Within minutes of his promotion, Twitter users trawled through Agrawal's old tweets, a familiar method that has spelled acknowledged disaster for many before. Although most of the tweets were dull, some users leaped on a tweet from Oct. 26, 2010, which said, "If they are not gonna make a distinction between muslims and extremists, then why should I distinguish between white people and racists."
A screenshot of the following tweet suggests Agrawal was quoting Aasif Mandvi from The Daily Show.
The unearthed tweet caused critics to make noise, who called the statement racist and a bad omen for Agrawal's approach to free speech on the platform.
Dorsey co-founded Twitter with Evan Williams, Biz Stone and Noah Glass back in 2006 and served as CEO until 2008. He later reverted to the CEO role in 2015 after former CEO Dick Costolo resigned. He has a net worth of approximately $11.8 billion, according to real-time tracking by Forbes.
"There's a lot of talk about the importance of a company being 'founder led'," Dorsey said in an email to employees shared on Twitter Monday. "Ultimately, I believe that's severely limiting and a single point of failure. I've worked hard to ensure this company can break away from its founding and founders."
Dorsey will be replaced by Twitter chief technology officer Parag Agrawal, who the social media giant's board has unanimously appointed.
"He's been my choice for some time given how deeply he understands the company and its needs," Dorsey said. "Parag has been behind every critical decision that has turned this company around."
He also revealed his confidence in incoming independent board chairman Bret Taylor.
"He understands entrepreneurship, taking risks, companies at massive scale, technology, product and he's an engineer," Dorsey said. "All of the things the board and the company deserve right now."
In addition, he praised the ambition and potential of the Twitter team.
The news, first reported by CNBC, caused Twitter shares to be halted during Monday's trading session after rising in pre-market trading.
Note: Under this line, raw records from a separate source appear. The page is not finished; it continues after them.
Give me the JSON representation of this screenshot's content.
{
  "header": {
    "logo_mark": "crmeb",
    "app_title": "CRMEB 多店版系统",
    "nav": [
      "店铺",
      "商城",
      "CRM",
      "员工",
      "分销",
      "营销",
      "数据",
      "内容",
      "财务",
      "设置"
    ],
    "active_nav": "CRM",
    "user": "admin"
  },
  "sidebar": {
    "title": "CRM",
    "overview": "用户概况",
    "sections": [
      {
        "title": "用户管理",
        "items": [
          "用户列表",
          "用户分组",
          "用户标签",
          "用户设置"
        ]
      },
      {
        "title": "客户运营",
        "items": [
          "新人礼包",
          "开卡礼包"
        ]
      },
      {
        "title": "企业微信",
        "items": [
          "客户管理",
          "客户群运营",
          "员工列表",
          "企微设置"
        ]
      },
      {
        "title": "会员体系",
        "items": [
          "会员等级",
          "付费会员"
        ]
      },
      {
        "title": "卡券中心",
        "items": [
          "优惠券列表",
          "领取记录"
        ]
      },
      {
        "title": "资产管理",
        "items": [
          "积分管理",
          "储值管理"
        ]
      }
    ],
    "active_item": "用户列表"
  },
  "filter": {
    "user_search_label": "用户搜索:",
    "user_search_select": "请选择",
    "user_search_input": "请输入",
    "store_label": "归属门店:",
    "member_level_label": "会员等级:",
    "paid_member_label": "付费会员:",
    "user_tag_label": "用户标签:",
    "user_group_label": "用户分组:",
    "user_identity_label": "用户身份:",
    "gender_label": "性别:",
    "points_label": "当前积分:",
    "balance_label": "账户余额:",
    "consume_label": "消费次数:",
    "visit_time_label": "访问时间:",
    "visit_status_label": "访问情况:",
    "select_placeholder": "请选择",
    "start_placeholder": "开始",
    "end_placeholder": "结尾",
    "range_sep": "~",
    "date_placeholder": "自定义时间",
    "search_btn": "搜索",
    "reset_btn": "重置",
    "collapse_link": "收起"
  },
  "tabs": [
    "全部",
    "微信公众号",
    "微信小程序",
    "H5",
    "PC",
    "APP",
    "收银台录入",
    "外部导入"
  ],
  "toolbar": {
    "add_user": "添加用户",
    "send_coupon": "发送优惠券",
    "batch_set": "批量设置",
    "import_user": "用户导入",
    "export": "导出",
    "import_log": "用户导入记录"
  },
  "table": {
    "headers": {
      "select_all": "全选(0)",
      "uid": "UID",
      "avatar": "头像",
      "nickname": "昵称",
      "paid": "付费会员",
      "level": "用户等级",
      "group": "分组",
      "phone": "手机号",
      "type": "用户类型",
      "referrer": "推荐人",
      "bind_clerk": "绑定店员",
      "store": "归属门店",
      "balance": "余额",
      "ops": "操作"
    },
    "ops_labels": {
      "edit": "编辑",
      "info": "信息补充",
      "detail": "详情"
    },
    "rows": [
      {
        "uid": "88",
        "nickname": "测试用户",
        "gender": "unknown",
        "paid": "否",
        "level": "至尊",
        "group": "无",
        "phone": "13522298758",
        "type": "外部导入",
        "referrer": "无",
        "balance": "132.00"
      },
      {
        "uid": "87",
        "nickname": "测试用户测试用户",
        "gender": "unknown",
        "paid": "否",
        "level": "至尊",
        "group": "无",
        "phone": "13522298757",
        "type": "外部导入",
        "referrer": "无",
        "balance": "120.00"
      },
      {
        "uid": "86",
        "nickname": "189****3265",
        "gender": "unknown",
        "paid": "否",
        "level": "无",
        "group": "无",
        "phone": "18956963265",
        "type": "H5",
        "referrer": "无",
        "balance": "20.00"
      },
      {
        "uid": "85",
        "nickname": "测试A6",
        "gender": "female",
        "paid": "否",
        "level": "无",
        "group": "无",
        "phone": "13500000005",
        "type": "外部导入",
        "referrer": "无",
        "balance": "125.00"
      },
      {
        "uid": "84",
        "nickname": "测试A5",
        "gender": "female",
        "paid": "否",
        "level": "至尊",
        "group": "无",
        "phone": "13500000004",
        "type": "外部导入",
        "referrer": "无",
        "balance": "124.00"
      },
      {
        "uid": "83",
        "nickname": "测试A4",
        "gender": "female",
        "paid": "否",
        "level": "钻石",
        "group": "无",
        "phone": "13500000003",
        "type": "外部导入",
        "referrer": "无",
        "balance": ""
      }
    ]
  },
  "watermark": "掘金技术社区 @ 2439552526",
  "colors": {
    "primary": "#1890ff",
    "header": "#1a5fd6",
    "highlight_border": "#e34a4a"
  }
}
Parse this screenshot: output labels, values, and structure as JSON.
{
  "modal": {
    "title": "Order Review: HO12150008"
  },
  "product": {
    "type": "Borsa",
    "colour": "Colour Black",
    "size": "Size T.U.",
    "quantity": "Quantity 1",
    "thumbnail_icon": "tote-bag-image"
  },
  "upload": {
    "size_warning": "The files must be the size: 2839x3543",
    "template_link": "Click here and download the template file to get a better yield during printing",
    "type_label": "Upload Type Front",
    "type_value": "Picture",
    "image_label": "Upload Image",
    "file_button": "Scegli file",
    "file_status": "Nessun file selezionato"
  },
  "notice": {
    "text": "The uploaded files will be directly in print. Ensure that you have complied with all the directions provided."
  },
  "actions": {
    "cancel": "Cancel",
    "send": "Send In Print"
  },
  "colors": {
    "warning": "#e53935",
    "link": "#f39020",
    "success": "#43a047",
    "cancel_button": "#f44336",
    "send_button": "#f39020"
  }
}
"I want you all to know that this was my decision and I own it. It was a tough one for me, of course. I love this service and company…and all of you so much. I'm really sad…yet really happy." Dorsey concluded. There aren't many companies that get to this level. And there aren't many founders that choose their company over their ego. I know we'll prove this was the right move."